This article does not cite any sources. (December 2009) (Learn how and when to remove this template message)
In geography, a dry point is an area of firm or flood-free ground in an area of wetland, marsh or flood plains. The term typically applies to settlements, and dry point settlements were common in history.
In the United Kingdom extreme examples of dry point settlements include Glastonbury, situated on a low hill in the marshy, and once frequently flooded, Somerset Levels, and Wareham in Dorset surrounded by flood plains to the west and Poole Harbour to the east.
A dry point has the advantages of flood protection, fertile soil (due to previous floodings which would have deposited silt on the land) and fairly flat land which is ideal for agriculture and building.

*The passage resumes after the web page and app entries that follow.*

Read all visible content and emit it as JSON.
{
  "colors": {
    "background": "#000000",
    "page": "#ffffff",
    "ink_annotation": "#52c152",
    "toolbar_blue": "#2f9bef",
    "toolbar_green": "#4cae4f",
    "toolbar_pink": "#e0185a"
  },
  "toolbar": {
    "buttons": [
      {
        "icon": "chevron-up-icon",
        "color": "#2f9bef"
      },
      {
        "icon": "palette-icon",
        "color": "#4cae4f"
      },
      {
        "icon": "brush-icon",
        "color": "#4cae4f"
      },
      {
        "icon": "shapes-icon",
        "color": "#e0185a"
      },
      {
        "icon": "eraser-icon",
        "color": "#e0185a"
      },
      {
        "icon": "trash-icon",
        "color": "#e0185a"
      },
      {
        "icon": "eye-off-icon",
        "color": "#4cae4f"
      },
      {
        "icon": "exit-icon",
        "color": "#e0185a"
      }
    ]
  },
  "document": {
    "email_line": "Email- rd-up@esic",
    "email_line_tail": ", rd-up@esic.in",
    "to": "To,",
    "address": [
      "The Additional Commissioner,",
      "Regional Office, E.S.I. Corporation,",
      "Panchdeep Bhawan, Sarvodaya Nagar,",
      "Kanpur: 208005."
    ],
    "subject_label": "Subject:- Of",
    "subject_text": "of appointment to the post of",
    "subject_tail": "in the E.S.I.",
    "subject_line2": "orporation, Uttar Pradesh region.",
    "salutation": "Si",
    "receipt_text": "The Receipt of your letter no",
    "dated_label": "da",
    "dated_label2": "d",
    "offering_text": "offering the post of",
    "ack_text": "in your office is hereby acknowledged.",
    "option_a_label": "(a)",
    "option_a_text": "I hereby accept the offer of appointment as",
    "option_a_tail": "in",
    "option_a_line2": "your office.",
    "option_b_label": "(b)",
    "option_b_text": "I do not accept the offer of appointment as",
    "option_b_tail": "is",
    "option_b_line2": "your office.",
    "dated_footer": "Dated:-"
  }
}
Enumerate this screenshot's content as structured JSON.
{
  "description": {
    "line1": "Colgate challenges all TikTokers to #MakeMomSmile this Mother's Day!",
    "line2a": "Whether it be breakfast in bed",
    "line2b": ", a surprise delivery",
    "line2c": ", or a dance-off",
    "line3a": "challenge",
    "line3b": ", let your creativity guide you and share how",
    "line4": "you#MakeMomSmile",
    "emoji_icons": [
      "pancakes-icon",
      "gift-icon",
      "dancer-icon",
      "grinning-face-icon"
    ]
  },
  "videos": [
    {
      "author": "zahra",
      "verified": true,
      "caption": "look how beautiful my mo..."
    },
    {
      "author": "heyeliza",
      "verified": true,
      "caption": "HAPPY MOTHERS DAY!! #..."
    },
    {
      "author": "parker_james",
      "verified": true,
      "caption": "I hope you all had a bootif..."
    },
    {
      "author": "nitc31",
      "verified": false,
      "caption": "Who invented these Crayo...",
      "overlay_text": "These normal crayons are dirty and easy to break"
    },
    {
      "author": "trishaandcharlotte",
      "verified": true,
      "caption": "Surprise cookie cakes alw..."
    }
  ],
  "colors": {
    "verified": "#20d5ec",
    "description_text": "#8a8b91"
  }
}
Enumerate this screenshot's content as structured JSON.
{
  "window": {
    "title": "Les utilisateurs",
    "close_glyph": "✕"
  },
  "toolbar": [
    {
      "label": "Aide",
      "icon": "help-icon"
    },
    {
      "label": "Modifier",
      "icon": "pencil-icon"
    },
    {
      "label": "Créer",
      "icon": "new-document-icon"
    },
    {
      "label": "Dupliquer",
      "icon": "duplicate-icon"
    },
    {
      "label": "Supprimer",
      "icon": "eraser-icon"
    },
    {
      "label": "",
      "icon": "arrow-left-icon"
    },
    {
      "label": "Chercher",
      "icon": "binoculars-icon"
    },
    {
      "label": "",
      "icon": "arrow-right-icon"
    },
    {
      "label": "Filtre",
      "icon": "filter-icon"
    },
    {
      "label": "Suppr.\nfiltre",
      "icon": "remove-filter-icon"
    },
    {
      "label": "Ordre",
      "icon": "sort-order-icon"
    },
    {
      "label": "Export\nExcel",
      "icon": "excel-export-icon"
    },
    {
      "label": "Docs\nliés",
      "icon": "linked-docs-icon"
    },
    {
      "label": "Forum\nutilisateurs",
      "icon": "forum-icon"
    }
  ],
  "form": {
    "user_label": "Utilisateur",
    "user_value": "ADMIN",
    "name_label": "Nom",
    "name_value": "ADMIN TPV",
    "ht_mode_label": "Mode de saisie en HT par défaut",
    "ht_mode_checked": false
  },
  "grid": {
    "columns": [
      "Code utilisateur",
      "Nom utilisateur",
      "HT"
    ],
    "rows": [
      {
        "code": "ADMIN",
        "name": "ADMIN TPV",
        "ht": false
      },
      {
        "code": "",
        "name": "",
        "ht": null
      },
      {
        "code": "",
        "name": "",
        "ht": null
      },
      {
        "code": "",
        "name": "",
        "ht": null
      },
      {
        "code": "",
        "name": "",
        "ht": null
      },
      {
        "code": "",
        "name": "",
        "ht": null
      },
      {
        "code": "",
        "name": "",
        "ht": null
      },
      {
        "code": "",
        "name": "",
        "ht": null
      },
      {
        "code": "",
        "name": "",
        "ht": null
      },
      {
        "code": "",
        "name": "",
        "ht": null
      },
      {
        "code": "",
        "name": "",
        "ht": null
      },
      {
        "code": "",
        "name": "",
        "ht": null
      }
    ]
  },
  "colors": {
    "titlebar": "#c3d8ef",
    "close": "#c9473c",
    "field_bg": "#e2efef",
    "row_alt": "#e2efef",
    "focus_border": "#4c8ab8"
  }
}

|This article about geography terminology is a stub. You can help Wikipedia by expanding it.|